◆ THE PROBLEM
Only the lines with the string "Bayern" are needed; return each of them from the entries below.

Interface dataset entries
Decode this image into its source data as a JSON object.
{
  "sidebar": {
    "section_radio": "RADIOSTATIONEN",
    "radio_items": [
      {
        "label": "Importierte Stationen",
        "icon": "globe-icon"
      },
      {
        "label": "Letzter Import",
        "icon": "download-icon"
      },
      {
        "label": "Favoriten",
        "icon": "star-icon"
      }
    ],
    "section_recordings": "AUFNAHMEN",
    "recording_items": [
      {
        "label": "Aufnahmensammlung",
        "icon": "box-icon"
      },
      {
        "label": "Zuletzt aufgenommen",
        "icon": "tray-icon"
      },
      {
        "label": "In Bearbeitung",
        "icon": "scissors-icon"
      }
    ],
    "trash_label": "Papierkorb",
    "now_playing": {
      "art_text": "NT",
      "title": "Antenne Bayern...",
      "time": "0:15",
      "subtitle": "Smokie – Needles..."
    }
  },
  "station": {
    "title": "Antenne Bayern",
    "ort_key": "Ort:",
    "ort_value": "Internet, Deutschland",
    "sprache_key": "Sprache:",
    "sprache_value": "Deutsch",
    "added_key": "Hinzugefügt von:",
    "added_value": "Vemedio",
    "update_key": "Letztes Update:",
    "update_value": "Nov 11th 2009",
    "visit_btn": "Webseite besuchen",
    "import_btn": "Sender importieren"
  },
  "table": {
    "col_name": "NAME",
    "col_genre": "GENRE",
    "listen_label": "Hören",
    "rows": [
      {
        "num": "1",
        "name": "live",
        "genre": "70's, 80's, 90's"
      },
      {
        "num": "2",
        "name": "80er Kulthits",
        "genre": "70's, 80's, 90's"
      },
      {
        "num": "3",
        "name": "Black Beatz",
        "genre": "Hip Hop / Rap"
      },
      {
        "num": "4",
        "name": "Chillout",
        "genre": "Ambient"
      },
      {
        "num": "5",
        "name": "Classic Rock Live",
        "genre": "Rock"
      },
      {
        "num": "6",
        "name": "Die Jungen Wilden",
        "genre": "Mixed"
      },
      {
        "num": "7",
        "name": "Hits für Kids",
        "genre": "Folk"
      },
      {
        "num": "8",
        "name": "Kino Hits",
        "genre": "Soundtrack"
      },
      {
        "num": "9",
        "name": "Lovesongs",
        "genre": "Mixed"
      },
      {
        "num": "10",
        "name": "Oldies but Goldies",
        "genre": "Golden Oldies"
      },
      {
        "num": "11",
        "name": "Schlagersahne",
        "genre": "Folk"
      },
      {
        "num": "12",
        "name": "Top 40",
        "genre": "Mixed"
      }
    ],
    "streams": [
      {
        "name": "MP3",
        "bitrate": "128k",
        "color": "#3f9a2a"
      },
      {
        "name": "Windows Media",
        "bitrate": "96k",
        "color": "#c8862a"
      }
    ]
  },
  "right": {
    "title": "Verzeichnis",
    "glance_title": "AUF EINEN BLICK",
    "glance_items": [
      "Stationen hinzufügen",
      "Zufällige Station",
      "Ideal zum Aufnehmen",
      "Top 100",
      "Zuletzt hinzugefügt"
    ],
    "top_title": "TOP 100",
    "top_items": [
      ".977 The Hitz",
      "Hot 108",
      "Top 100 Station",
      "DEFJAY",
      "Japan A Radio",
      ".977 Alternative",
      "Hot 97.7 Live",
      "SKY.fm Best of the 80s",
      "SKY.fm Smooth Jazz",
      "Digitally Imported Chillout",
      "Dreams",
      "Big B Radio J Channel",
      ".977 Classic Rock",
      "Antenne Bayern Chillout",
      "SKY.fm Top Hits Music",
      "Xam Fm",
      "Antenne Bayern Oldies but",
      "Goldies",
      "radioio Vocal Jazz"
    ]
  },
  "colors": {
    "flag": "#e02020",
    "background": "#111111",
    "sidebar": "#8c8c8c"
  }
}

◆ SOLUTION TO THE EXERCISE
      "title": "Antenne Bayern...",
    "title": "Antenne Bayern",
      "Antenne Bayern Chillout",
      "Antenne Bayern Oldies but",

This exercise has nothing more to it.